Employers also tend to use regular cancellation announcements to alert employees of a lockout. This is a common technique for telling employees about the lockout, because it helps to pressure employees into accepting concessionary contract terms that are most aligned with the company. These often do not have the employees' best interests at heart.
One of the largest American strikes occurred from July to November, 1959, with 500,000 strikers. In 1959, the steel industry profit shares were rising, and the steelworkers wanted to see a similar wage increase. The steelworkers were represented by the Untied Steelworkers of America, and the 500,000 strikers left their work. The effect was felt in the industry, and the industry decided to increase the wages of the workers as well as keep a contract clause that would protect their jobs and hours.Learn more about Law

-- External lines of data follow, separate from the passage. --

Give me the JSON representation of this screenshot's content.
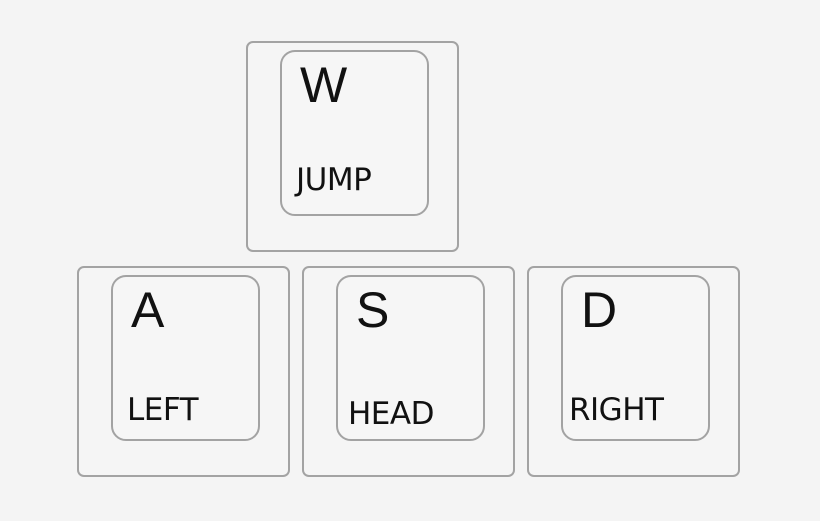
{
  "keys": [
    {
      "letter": "W",
      "action": "JUMP"
    },
    {
      "letter": "A",
      "action": "LEFT"
    },
    {
      "letter": "S",
      "action": "HEAD"
    },
    {
      "letter": "D",
      "action": "RIGHT"
    }
  ]
}
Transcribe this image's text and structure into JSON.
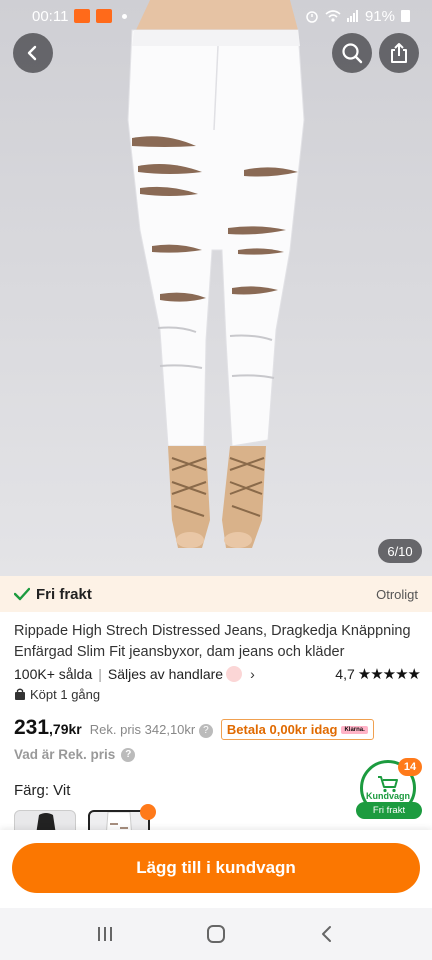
{
  "status_bar": {
    "time": "00:11",
    "battery": "91%",
    "app_badge": "SALE TEMU"
  },
  "header": {
    "back_icon": "chevron-left-icon",
    "search_icon": "search-icon",
    "share_icon": "share-icon"
  },
  "gallery": {
    "pager": "6/10",
    "current": 6,
    "total": 10
  },
  "shipping": {
    "label": "Fri frakt",
    "right_text": "Otroligt"
  },
  "product": {
    "title": "Rippade High Strech Distressed Jeans, Dragkedja Knäppning Enfärgad Slim Fit jeansbyxor, dam jeans och kläder",
    "sold": "100K+ sålda",
    "seller": "Säljes av handlare",
    "rating": "4,7",
    "rating_value": 4.7,
    "bought": "Köpt 1 gång",
    "price_int": "231",
    "price_dec": ",79kr",
    "rek_price": "Rek. pris 342,10kr",
    "klarna_text": "Betala 0,00kr idag",
    "klarna_logo": "Klarna.",
    "rek_question": "Vad är Rek. pris",
    "color_label": "Färg: Vit"
  },
  "cart": {
    "count": "14",
    "label": "Kundvagn",
    "free": "Fri frakt"
  },
  "actions": {
    "add_to_cart": "Lägg till i kundvagn"
  },
  "colors": {
    "accent": "#fb7701",
    "green": "#1c9b3f",
    "ship_bg": "#fdf2e6"
  }
}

The Townshend Acts were a series of legislative measures that the English parliament took in hopes of quelling a rebellion by the American colonists, and the acts imposed taxes on different trades so that the salaries of governors and judges in the colonies increased. Increased salaries were a form of bribery to help keep top officials loyal to Britain.Full Answer >
An employment bond is an agreement that one comes to with an employer prior to becoming a member of staff. Such agreements tend to stipulate the conduct that the employee is expected to uphold as a member of the company. Since this is a legal document, having the employee breach it often leads to fines stipulated in the bond.Full Answer >
An employer breach of confidentiality happens when an employer reveals information about an employee to unauthorized people. For example, an employer breach of confidentiality occurs if an employer shares medical information without securing a written authorization from the employee.Full Answer >
A wrongful termination suit is based on a situation in which an employer fires someone for reasons involving discrimination, fraud, retaliation or in violation of public policy, explains Nolo. Broken promises and breaches of fair dealing and good faith also constitute wrongful termination.Full Answer >